Tyler rushed for 141 yards and a first-quarter touchdown, but New Orleans scored the next 27 points to win going away in the Rams' final home game at the Coliseum before their relocation to Anaheim Stadium. The victory allowed the Saints to finish 8–8, the franchise's first non-losing record after 12 consecutive losing seasons. This would mark the final game the Los Angeles Rams would play at home with the Los Angeles Memorial Coliseum as their permanent venue. The Rams would subsequently play more games between 2016 and 2019 with their relocation back to Los Angeles, playing their first home playoff game at the venue since 1978 in 2017.
Quarterback Vince Ferragamo led the Rams to a victory by throwing for 3 touchdown passes, the last one with 2:06 left in the game. The Cowboys scored first when defensive tackle Randy White sacked Ferragamo in the end zone for a safety. However, Ferragamo responded by throwing a 32-yard touchdown pass to running back Wendell Tyler. Dallas kicker Rafael Septién kicked a 33-yard field goal with 52 seconds left in the first half, but Ferragamo completed a 43-yard touchdown pass to Ron Smith before time expired to make it a 14–5 halftime lead. The Cowboys, led by quarterback Roger Staubach in what proved to be his last NFL game of his Hall of Fame career, then scored 2 unanswered touchdowns in the second half to take the lead, 19–14. With about 2 minutes left in the game and the Rams at midfield, Ferragamo found wide receiver Billy Waddy on a short crossing route and Waddy sprinted the rest of the way for a game winning 50-yard touchdown. Staubach was unable to engineer a late fourth quarter comeback like the ones that made him famous throughout his career. The Rams defense pressured the Dallas quarterback to throw a pass illegally to an ineligible receiver, guard Herbert Scott, on third down, the last pass of his career to be caught; on fourth down, he overthrew Drew Pearson.

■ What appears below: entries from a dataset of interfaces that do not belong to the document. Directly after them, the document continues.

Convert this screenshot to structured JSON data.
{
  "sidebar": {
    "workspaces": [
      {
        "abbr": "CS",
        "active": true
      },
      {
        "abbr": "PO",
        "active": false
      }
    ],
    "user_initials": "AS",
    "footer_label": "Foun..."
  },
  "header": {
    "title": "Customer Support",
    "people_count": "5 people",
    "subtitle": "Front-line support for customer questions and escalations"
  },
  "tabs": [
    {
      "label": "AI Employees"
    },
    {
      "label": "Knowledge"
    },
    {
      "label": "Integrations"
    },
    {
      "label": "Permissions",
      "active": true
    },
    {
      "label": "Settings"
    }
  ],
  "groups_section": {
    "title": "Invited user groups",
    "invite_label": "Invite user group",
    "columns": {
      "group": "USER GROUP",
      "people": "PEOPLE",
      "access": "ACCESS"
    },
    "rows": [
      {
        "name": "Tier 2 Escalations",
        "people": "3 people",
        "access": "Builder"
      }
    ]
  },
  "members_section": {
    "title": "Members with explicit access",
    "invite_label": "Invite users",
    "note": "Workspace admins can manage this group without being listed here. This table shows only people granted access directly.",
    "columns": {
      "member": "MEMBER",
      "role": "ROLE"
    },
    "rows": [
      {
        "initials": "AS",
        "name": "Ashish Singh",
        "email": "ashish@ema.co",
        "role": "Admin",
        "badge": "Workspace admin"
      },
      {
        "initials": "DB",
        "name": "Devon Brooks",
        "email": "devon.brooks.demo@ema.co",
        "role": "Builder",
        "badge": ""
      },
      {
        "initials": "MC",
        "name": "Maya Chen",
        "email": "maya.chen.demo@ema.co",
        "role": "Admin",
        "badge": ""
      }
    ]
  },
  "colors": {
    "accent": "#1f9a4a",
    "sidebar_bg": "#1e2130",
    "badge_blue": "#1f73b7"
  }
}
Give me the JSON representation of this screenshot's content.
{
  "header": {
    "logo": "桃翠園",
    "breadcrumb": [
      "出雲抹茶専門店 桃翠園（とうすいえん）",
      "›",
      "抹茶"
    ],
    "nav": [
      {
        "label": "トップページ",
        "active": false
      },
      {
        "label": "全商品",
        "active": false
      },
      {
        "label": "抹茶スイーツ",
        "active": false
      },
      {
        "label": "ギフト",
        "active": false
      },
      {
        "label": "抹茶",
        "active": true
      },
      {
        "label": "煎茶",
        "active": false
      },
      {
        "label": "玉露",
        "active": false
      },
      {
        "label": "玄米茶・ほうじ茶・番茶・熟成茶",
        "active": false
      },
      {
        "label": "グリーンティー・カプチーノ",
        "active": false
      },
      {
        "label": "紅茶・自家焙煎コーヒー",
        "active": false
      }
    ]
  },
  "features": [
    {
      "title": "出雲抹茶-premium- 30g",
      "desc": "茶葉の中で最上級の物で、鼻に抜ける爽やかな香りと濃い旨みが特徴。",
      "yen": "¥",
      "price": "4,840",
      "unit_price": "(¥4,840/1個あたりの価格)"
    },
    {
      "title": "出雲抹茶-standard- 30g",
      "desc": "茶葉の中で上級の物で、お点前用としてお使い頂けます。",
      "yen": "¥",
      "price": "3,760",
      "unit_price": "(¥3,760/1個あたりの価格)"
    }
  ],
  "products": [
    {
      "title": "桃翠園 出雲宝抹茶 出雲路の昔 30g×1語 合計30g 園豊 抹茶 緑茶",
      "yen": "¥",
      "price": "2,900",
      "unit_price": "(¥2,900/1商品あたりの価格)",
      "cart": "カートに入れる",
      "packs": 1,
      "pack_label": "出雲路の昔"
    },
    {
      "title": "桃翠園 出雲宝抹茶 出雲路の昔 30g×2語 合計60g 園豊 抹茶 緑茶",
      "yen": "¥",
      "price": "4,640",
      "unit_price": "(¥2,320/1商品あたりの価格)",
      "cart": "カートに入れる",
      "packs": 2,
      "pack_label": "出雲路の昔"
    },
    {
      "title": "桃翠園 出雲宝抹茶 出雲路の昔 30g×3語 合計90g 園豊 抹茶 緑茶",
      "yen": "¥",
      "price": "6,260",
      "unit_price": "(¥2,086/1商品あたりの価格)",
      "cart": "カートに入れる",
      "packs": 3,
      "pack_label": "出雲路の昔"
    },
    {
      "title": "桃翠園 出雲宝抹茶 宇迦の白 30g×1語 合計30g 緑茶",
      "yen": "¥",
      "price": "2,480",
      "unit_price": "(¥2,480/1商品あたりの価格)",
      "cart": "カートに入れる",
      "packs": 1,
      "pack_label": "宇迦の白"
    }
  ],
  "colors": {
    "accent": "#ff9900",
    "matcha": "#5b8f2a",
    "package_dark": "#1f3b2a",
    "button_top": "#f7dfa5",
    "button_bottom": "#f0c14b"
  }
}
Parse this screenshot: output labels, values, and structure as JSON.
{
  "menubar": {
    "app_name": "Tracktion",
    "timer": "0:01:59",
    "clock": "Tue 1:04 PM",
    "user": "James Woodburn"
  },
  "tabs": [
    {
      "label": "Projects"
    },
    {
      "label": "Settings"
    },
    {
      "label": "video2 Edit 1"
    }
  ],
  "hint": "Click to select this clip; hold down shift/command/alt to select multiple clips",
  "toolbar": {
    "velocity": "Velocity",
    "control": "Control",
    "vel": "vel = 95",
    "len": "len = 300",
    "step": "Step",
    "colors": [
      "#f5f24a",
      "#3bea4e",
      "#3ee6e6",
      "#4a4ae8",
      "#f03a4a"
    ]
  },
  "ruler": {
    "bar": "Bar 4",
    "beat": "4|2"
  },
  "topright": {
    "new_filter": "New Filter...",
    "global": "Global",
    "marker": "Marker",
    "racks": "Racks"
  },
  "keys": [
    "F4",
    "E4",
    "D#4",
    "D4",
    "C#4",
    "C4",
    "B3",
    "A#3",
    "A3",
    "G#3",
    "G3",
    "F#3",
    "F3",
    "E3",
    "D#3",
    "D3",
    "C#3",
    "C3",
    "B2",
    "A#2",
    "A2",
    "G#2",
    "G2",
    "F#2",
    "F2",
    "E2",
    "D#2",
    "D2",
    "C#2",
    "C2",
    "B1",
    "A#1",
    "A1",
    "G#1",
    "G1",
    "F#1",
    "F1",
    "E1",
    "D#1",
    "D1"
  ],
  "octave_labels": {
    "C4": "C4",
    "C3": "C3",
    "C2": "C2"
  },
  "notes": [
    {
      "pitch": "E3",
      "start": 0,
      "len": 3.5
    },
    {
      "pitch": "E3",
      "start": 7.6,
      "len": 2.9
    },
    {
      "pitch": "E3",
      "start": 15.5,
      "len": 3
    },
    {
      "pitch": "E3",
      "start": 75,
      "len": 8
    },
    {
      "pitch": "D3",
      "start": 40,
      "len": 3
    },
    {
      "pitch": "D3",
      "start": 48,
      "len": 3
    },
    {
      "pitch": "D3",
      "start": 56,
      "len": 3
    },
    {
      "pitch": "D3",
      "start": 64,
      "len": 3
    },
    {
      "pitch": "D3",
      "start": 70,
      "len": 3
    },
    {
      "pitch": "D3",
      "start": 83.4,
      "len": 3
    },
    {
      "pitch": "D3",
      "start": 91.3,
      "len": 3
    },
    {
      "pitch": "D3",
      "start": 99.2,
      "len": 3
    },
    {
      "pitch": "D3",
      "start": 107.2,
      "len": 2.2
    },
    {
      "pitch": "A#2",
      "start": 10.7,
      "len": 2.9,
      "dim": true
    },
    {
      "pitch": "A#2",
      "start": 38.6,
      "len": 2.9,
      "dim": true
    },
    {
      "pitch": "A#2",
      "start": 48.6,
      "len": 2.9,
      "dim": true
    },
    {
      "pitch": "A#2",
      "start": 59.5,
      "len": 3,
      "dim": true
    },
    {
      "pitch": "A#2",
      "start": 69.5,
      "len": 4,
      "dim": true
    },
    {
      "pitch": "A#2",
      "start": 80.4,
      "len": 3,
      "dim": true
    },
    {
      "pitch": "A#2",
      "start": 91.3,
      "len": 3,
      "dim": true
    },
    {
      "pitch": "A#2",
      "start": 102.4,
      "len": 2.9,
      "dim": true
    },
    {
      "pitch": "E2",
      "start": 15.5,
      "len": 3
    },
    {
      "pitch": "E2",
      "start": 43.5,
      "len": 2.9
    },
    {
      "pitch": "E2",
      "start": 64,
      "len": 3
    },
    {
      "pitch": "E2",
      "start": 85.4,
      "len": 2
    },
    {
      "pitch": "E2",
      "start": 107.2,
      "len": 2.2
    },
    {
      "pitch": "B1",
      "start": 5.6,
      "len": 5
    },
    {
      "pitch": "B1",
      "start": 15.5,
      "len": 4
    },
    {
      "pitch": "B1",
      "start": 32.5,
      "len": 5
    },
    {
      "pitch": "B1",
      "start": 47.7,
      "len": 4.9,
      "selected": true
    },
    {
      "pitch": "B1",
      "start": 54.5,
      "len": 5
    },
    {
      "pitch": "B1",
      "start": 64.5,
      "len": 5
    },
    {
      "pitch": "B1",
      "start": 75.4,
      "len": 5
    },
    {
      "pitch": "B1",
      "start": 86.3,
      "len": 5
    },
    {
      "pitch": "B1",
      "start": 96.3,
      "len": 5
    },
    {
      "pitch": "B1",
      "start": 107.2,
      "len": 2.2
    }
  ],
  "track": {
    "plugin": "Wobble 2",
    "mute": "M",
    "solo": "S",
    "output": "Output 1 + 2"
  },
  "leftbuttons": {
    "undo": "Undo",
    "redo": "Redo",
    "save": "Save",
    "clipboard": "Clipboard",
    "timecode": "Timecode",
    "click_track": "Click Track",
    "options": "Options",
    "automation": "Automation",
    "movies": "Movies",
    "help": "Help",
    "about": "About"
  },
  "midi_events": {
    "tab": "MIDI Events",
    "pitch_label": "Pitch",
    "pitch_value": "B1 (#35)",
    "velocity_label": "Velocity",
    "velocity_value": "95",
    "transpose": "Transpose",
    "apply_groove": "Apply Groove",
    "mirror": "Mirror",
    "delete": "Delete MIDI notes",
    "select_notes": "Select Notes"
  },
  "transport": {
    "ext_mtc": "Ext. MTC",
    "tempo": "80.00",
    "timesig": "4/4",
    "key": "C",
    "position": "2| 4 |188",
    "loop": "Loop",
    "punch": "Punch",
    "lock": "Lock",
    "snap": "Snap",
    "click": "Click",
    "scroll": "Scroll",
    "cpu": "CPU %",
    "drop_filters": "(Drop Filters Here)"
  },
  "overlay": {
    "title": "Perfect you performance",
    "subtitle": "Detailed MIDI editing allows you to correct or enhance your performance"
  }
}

In a defensive battle in which the Rams squandered numerous scoring opportunities, Rams kicker Frank Corral kicked 3 field goals to win the game. Los Angeles was able to record 369 yards of total offense, while running backs Cullen Bryant and Wendell Tyler rushed for 106 and 86 yards, respectively. Meanwhile, the Buccaneers only had 177 total offensive yards, including 92 rushing yards and 85 passing yards. Most of Tampa Bay's passing yards came from a 42-yard halfback option pass from Jerry Eckwood to wide receiver Larry Mucker in the fourth quarter. During the game, two touchdowns were nullified by penalties, one by each team: A four-yard run by Bryant and a 27-yard reception by Buccaneers' tight end Jimmie Giles.